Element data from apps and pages
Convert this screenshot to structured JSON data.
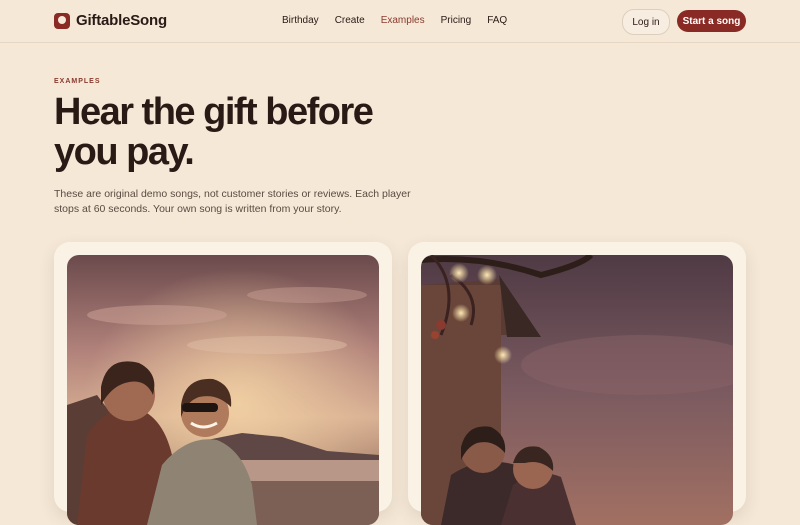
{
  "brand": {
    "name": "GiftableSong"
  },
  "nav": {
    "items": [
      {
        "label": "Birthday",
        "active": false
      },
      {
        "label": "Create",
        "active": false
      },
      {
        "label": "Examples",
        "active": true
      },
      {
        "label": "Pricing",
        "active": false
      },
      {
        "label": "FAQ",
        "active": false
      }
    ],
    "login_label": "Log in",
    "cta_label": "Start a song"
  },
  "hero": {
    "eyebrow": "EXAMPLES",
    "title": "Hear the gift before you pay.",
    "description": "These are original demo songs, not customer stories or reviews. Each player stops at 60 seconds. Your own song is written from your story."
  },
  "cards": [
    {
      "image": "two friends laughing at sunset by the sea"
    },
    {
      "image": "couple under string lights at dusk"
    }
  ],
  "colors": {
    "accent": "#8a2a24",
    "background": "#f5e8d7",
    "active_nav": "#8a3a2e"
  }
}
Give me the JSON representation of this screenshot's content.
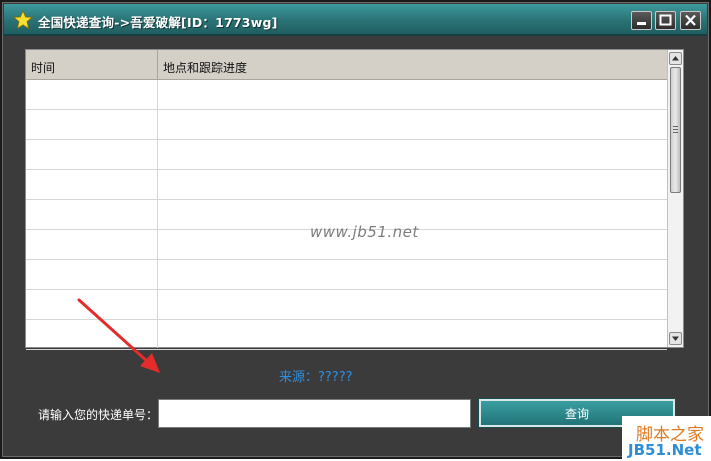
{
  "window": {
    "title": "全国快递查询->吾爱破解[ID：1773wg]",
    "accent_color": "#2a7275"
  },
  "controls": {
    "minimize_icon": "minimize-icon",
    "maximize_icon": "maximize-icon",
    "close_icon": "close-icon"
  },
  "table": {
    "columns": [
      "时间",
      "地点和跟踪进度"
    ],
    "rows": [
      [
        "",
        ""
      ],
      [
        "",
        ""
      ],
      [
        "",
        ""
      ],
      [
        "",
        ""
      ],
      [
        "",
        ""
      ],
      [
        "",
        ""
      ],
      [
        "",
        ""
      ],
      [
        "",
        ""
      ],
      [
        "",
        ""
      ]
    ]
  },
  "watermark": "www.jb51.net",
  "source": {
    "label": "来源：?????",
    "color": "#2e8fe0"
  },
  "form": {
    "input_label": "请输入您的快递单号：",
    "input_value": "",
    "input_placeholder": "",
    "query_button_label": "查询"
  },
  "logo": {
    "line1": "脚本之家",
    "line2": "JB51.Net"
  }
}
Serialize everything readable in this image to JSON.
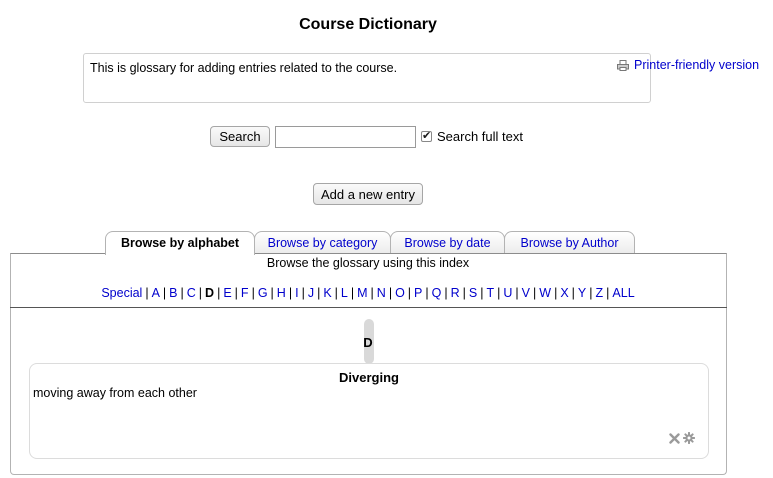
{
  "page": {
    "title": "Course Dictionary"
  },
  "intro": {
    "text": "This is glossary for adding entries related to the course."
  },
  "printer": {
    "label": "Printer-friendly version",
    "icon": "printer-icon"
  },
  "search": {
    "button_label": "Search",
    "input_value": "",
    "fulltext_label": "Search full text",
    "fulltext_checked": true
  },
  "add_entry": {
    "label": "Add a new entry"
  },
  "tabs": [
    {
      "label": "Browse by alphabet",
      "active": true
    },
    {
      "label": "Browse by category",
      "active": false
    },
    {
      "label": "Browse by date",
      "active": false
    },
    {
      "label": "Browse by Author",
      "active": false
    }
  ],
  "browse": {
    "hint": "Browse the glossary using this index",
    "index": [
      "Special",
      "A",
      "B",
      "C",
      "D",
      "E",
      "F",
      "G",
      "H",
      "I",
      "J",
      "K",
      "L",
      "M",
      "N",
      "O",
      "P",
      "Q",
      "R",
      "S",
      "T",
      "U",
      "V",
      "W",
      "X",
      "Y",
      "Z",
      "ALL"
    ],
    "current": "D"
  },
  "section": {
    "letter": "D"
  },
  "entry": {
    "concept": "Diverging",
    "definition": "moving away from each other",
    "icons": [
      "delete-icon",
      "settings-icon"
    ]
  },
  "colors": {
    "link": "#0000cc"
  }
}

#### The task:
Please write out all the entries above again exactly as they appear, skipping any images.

#### Solution below:
Convert this screenshot to structured JSON data.
{
  "brand": {
    "name": "GiftableSong"
  },
  "nav": {
    "items": [
      {
        "label": "Birthday",
        "active": false
      },
      {
        "label": "Create",
        "active": false
      },
      {
        "label": "Examples",
        "active": true
      },
      {
        "label": "Pricing",
        "active": false
      },
      {
        "label": "FAQ",
        "active": false
      }
    ],
    "login_label": "Log in",
    "cta_label": "Start a song"
  },
  "hero": {
    "eyebrow": "EXAMPLES",
    "title": "Hear the gift before you pay.",
    "description": "These are original demo songs, not customer stories or reviews. Each player stops at 60 seconds. Your own song is written from your story."
  },
  "cards": [
    {
      "image": "two friends laughing at sunset by the sea"
    },
    {
      "image": "couple under string lights at dusk"
    }
  ],
  "colors": {
    "accent": "#8a2a24",
    "background": "#f5e8d7",
    "active_nav": "#8a3a2e"
  }
}
Give me the JSON representation of this screenshot's content.
{
  "window": {
    "title": "全国快递查询->吾爱破解[ID：1773wg]",
    "accent_color": "#2a7275"
  },
  "controls": {
    "minimize_icon": "minimize-icon",
    "maximize_icon": "maximize-icon",
    "close_icon": "close-icon"
  },
  "table": {
    "columns": [
      "时间",
      "地点和跟踪进度"
    ],
    "rows": [
      [
        "",
        ""
      ],
      [
        "",
        ""
      ],
      [
        "",
        ""
      ],
      [
        "",
        ""
      ],
      [
        "",
        ""
      ],
      [
        "",
        ""
      ],
      [
        "",
        ""
      ],
      [
        "",
        ""
      ],
      [
        "",
        ""
      ]
    ]
  },
  "watermark": "www.jb51.net",
  "source": {
    "label": "来源：?????",
    "color": "#2e8fe0"
  },
  "form": {
    "input_label": "请输入您的快递单号：",
    "input_value": "",
    "input_placeholder": "",
    "query_button_label": "查询"
  },
  "logo": {
    "line1": "脚本之家",
    "line2": "JB51.Net"
  }
}
Serialize everything readable in this image to JSON.
{
  "page": {
    "title": "Course Dictionary"
  },
  "intro": {
    "text": "This is glossary for adding entries related to the course."
  },
  "printer": {
    "label": "Printer-friendly version",
    "icon": "printer-icon"
  },
  "search": {
    "button_label": "Search",
    "input_value": "",
    "fulltext_label": "Search full text",
    "fulltext_checked": true
  },
  "add_entry": {
    "label": "Add a new entry"
  },
  "tabs": [
    {
      "label": "Browse by alphabet",
      "active": true
    },
    {
      "label": "Browse by category",
      "active": false
    },
    {
      "label": "Browse by date",
      "active": false
    },
    {
      "label": "Browse by Author",
      "active": false
    }
  ],
  "browse": {
    "hint": "Browse the glossary using this index",
    "index": [
      "Special",
      "A",
      "B",
      "C",
      "D",
      "E",
      "F",
      "G",
      "H",
      "I",
      "J",
      "K",
      "L",
      "M",
      "N",
      "O",
      "P",
      "Q",
      "R",
      "S",
      "T",
      "U",
      "V",
      "W",
      "X",
      "Y",
      "Z",
      "ALL"
    ],
    "current": "D"
  },
  "section": {
    "letter": "D"
  },
  "entry": {
    "concept": "Diverging",
    "definition": "moving away from each other",
    "icons": [
      "delete-icon",
      "settings-icon"
    ]
  },
  "colors": {
    "link": "#0000cc"
  }
}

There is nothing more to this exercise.